What we see here (click on the link if you want to see a bigger version of the brooksbaseball.net graph) is Lincecum's night as a whole, and it's easily apparent that this was the sharpest version of Tim Lincecum we've seen in some time.

Brooksbaseball.net is to be loved and worshipped.
Brooksbaseball.net is to be loved and worshipped.

Outside of those wild first-inning fastballs, we can see that he was keeping the ball down and to the left side of plate, which is right where he wants to be.

Location-wise, the biggest thing to take away was the lack of balls just laying down the middle in the top of the zone, i.e. the crushables. So far this season, Lincecum's biggest problems has been his location mistakes in the zone, leading to an excessively high line-drive percentage of 25.5 percent, which ranks as third-worst in the game among starters.

We can see from the graph that although he did throw some pitches up, most of them were either high enough to get swing-throughs and easy fly balls or pop-ups, or stayed to the sides enough that guys weren't getting good contact on them.

In fact we can see that there's only one super-hittable pitch, that light blue (which of course denotes a ball hit in play, but failing to cause an out) pitch down the middle that was the RBI single up the middle from Jemile Weeks.
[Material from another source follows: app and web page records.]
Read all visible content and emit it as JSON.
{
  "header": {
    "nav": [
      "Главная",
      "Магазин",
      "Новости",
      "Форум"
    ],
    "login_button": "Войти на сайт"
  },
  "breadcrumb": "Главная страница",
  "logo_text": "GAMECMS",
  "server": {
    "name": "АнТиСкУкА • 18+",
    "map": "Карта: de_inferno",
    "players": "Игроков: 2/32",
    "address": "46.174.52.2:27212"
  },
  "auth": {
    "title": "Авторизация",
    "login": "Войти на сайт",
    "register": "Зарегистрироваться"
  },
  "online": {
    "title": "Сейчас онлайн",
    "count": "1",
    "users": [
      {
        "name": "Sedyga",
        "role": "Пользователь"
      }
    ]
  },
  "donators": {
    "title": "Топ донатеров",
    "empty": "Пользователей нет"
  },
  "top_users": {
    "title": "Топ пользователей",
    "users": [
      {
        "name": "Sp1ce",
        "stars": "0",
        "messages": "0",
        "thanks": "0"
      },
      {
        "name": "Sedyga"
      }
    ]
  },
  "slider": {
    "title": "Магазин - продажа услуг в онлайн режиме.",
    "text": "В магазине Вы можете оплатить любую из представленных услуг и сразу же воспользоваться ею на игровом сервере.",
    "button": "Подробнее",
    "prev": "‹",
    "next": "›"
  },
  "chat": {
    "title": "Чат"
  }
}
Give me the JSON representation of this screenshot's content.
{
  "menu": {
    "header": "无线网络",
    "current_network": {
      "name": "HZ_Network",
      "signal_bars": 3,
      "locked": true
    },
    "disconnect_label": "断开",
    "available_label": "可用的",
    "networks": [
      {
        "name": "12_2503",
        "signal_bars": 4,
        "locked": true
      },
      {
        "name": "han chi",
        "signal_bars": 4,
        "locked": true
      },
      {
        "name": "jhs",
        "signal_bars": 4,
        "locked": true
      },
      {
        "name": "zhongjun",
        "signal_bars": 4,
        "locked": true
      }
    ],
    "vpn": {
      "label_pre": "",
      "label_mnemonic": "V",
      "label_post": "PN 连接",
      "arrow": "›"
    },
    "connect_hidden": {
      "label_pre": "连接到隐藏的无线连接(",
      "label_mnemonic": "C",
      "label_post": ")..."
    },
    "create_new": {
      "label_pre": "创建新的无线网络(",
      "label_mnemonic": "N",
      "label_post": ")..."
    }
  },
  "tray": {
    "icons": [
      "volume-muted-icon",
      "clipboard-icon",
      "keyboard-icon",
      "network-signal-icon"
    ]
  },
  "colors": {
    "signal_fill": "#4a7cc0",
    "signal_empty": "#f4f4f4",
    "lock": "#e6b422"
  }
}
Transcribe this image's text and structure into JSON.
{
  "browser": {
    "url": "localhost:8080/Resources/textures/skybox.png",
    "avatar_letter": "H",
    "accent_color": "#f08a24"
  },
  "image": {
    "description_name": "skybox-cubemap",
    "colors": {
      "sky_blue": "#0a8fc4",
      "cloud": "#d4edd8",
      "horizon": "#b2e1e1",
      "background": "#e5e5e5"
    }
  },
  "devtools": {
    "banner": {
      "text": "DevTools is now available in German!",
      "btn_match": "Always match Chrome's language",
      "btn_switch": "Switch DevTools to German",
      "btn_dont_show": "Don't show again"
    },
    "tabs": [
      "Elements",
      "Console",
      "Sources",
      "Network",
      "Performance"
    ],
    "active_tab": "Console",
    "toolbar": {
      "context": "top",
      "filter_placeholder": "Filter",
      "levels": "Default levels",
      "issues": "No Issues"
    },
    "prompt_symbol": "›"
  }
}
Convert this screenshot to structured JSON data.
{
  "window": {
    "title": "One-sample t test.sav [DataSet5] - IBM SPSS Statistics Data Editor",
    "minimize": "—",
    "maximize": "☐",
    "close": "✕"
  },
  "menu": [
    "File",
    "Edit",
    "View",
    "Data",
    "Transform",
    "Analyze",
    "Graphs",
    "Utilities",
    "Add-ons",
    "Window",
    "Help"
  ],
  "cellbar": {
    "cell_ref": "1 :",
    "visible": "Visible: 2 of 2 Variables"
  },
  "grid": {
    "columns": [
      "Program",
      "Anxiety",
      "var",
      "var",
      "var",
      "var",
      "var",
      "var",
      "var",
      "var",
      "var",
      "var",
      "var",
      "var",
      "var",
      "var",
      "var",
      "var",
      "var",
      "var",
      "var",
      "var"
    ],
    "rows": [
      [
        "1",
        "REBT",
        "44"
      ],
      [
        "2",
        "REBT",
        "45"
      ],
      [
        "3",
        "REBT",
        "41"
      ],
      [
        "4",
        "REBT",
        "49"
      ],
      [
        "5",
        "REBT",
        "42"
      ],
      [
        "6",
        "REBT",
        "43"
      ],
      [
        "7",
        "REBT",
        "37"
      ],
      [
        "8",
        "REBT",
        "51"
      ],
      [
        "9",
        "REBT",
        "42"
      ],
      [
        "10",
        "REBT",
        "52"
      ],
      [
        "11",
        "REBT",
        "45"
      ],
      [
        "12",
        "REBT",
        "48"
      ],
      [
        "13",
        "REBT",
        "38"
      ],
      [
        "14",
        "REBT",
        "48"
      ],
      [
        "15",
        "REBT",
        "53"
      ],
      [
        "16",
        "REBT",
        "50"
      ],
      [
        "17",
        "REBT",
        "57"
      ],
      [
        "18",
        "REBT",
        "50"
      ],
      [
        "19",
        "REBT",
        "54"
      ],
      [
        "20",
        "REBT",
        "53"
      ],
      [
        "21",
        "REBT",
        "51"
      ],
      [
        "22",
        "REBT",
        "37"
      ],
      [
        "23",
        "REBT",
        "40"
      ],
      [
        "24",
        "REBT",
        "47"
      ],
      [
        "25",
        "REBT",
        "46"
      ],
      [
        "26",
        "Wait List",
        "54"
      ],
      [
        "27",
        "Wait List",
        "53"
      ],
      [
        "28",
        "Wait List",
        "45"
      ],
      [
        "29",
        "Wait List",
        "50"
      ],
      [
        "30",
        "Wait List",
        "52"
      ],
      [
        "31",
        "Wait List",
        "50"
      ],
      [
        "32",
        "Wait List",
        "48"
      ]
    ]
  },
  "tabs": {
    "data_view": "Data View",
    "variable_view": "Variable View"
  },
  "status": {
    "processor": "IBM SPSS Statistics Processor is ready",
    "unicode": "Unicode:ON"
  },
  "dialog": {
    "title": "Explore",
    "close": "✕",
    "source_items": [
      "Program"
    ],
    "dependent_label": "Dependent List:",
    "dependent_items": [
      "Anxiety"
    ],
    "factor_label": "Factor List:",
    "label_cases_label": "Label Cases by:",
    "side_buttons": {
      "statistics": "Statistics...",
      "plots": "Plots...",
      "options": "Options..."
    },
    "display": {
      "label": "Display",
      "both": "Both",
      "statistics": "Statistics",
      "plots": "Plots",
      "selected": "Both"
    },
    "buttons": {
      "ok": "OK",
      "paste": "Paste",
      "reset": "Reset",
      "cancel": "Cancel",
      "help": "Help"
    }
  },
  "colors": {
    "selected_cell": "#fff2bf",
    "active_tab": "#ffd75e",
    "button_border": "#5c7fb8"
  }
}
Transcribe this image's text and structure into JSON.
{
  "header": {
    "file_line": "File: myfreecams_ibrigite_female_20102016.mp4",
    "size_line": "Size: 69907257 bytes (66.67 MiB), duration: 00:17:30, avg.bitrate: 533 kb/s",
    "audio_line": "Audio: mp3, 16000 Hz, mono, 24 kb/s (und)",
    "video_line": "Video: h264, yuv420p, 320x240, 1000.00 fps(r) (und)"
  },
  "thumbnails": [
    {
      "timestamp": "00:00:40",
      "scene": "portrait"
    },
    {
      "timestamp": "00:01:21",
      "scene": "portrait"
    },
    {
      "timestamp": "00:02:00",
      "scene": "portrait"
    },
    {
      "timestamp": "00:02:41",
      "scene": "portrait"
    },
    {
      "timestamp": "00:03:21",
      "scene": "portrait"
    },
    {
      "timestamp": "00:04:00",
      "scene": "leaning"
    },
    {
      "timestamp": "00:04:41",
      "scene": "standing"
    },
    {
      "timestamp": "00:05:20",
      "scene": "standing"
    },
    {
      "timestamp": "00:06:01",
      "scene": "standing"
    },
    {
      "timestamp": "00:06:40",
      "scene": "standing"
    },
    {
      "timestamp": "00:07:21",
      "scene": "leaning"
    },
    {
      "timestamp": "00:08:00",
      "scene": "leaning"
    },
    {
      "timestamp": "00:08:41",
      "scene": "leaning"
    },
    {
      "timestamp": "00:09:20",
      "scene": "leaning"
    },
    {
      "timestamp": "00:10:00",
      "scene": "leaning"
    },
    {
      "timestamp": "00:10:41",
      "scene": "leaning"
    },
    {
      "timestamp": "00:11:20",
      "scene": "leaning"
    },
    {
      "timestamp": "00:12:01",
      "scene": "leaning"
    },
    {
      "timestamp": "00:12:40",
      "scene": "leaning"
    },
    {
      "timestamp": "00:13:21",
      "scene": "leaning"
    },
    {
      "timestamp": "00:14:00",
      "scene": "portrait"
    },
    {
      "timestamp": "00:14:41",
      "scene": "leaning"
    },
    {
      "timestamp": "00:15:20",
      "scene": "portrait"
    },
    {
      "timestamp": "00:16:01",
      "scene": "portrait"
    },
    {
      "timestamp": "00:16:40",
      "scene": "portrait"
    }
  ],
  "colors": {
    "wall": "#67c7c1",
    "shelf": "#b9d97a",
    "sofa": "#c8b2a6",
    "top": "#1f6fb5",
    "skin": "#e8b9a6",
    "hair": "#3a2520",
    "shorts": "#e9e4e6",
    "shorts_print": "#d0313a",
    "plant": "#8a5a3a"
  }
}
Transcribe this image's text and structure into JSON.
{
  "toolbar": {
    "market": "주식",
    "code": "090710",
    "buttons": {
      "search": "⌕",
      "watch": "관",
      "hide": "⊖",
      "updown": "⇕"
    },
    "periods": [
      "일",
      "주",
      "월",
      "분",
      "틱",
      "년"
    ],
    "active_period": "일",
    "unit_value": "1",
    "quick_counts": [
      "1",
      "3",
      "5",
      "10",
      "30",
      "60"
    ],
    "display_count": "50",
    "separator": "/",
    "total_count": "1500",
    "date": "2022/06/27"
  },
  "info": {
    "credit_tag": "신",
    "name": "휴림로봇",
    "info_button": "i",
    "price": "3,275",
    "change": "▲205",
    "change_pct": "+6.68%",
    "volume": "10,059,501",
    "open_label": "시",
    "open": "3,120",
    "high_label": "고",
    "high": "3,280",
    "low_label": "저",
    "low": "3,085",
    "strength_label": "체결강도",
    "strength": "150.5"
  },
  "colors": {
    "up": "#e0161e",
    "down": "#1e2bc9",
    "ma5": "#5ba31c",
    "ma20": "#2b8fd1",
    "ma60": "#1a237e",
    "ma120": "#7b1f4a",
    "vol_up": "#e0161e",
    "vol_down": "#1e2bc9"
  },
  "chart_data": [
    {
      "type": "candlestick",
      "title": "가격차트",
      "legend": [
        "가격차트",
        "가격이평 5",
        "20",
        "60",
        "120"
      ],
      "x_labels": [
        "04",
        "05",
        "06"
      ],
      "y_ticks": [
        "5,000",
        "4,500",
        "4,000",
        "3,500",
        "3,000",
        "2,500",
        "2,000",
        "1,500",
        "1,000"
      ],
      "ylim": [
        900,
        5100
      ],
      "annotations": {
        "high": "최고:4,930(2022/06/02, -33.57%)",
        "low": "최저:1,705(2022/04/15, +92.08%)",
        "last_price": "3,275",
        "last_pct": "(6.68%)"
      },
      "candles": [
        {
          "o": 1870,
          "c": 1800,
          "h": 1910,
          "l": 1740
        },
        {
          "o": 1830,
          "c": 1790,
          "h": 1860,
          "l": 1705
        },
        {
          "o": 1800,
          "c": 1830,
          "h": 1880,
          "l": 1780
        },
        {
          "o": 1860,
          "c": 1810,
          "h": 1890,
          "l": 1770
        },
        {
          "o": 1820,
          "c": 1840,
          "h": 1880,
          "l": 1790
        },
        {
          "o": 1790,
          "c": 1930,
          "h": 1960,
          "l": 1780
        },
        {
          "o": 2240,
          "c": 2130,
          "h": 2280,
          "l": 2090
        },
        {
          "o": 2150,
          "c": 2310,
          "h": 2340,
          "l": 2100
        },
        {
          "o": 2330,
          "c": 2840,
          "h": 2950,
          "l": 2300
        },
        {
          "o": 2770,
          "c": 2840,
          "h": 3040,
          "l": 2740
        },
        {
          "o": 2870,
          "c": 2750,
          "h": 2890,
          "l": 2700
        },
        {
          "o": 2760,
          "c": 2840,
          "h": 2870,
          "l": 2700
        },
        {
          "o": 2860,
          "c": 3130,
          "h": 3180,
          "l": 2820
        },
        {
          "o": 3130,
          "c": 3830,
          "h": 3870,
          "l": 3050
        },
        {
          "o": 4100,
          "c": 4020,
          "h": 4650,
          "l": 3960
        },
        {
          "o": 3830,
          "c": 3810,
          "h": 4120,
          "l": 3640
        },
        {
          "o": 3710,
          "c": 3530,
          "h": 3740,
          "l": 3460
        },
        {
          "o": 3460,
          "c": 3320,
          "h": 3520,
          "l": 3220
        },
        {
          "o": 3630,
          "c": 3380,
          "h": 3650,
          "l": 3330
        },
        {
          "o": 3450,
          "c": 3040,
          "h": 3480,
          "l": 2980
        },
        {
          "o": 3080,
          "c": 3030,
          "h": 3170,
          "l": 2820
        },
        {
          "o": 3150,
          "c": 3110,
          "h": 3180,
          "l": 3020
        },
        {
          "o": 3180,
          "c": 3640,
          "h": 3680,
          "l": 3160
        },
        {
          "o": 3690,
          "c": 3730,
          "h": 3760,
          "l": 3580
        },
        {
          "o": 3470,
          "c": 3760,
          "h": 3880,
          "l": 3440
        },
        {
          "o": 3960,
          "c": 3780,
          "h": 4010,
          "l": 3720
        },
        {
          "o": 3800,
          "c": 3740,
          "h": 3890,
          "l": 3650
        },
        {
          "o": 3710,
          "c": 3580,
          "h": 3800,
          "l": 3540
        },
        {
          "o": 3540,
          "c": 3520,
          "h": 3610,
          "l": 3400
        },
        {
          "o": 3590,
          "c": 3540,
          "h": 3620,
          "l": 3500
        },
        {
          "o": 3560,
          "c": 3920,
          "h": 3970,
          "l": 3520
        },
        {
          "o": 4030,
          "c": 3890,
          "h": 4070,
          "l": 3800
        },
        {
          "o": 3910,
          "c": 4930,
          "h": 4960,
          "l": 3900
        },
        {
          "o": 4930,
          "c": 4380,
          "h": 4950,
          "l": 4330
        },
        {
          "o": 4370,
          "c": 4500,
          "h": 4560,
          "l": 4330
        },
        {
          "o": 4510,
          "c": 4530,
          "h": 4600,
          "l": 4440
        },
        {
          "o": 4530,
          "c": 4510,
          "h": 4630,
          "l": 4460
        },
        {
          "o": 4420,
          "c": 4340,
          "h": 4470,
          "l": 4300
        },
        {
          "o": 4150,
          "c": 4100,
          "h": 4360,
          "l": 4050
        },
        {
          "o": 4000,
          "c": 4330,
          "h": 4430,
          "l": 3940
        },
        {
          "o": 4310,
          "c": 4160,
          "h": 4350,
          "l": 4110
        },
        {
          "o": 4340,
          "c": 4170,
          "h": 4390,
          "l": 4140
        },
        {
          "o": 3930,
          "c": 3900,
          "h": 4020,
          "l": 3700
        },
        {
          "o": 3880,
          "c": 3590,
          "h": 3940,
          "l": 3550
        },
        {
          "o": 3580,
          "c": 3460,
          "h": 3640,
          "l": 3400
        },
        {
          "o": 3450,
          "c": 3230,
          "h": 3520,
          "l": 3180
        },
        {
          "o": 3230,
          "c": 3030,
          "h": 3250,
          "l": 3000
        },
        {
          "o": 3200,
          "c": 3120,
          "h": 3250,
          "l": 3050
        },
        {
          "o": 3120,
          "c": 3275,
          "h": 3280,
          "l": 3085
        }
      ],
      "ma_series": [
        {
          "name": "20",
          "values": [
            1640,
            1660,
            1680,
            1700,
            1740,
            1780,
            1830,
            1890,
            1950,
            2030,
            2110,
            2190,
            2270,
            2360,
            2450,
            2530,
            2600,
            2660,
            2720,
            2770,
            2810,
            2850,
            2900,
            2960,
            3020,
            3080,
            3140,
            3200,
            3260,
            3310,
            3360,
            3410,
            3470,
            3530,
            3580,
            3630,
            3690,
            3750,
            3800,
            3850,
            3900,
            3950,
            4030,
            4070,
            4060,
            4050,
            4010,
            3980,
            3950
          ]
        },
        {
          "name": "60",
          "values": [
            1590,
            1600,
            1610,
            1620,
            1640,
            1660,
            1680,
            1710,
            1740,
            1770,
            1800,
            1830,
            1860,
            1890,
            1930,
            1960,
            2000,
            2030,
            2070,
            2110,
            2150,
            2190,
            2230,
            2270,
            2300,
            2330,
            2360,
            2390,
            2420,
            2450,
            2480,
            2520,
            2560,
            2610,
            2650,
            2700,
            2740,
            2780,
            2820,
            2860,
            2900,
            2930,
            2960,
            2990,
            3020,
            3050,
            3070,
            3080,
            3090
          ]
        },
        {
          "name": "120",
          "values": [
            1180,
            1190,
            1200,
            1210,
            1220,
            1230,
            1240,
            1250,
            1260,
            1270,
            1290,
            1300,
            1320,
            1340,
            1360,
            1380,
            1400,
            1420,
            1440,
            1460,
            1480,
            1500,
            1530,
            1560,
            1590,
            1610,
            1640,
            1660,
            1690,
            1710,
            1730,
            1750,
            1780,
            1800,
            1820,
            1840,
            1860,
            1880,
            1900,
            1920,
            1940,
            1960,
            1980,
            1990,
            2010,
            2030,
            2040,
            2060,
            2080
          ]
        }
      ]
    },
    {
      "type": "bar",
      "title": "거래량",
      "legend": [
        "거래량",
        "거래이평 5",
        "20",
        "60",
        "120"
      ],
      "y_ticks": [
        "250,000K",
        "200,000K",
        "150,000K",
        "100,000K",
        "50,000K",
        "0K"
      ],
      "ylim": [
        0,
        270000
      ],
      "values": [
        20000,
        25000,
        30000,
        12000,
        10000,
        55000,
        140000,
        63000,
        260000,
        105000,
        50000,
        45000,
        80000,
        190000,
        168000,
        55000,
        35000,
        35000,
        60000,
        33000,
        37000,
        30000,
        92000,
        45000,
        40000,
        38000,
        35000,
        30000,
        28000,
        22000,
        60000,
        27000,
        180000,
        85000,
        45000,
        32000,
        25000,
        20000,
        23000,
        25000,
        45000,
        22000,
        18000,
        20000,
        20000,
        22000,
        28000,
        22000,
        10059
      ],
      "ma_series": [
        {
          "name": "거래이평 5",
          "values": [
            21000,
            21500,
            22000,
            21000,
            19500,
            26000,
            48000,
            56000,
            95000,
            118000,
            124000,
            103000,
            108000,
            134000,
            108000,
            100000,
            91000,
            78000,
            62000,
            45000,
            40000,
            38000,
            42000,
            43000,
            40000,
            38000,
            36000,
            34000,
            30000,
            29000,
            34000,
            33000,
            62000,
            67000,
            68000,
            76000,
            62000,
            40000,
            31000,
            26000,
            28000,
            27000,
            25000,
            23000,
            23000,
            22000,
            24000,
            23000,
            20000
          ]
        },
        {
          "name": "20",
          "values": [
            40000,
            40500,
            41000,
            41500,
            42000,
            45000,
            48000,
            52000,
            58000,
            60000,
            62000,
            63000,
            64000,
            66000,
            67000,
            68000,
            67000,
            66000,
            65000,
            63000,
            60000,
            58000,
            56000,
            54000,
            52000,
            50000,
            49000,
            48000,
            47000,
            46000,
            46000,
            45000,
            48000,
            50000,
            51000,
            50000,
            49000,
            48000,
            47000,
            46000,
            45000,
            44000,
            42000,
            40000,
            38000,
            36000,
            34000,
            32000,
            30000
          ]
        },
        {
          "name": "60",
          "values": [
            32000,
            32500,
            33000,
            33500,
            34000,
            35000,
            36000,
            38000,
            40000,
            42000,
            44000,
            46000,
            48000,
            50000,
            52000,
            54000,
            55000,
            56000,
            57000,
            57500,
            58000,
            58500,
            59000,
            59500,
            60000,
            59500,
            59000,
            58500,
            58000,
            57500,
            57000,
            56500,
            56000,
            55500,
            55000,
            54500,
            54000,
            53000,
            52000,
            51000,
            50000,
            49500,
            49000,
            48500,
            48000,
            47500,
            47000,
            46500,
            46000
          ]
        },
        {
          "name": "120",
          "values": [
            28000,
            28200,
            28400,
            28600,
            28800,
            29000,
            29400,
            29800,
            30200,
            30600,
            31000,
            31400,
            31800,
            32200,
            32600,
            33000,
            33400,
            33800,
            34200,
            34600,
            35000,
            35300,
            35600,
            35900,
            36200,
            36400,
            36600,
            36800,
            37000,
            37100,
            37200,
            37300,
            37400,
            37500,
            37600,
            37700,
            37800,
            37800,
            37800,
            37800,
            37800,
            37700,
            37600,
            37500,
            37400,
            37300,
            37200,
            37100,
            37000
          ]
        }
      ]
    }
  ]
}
That pitch was the best-handled pitch Oakland got against Lincecum all game (grounders up the middle tend to be the only ground balls that are actually well hit, handled and timed).

We can see that the other hits were all on really good locations and it's no coincidence that these hits were merely ground balls that happened to be hit to Ryan Theriot.

Well that below-the-zone hit was that "soft line drive" (gameday's classification) hit by Josh Reddick, Oakland's far-and-away best hitter, but that was just good hitting combined with the fact that Nate Schierholtz was playing pretty far back, anticipating the power that Reddick later put on display.

So this is where it all happened...
So this is where it all happened...

Anyway this was his start as a whole, so let's take a look at just his first inning so we can see where the problems lie.

Well that (again click if you want to see a bigger version of the graph) was definitely not as bad as expected.

So there were some huge misses up out of the zone, some pretty big ones to the left and some in the dirt ones down and to the left, but outside of those seven huge misses, he was pretty good location-wise.

Here's the link for which pitches those were so you can see that he left one change a little higher than preferred, but outside of that kept the off-speed stuff down and kept the fastball to the sides for the most part, namely the left side.

Looking back on the inning, this makes a lot of sense as despite the runs, the A's never really hit the ball that hard. We talked about the contact earlier, but for the most part it wasn't really the problem as those balls would go for outs about half the time (again with the exception of that down-the-middle Jemile Weeks hit).

This marks a distinctive change from Lincecum's usual implosions, as normally hitters are crushing his pitches left and right. Here it was just the clean nowhere-near-the-zone misses that were the cause of his struggles.

Indeed, over the start as a whole he only let up two line drives and two fly balls, both of which  were easy outs (one was even caught by first baseman Brandon Belt). Compare that to 10 groundouts and eight strikeouts, and it's easy to see that this was not the same pitcher who has been getting torched all season.

Looking at the batted ball data from his game log (courtesy fangraphs.com), we can see that this is very distinct from his previous outings as he has allowed at least 10 combined fly balls and line drives in his previous five starts.

Looking at the graph of his previous start in Seattle (from brooksbaseball.net), we can see that there's a pretty big difference in terms of pitch location as he threw just as many pitches in the upper part of the zone as the lower, which is just not sustainable when you throw in the low 90s.

If Lincecum can continue what he started in Oakland and even improve on those big misses he suffered earlier, Giants fans can get back to doing what they do best, and that's blaming Barry Zito.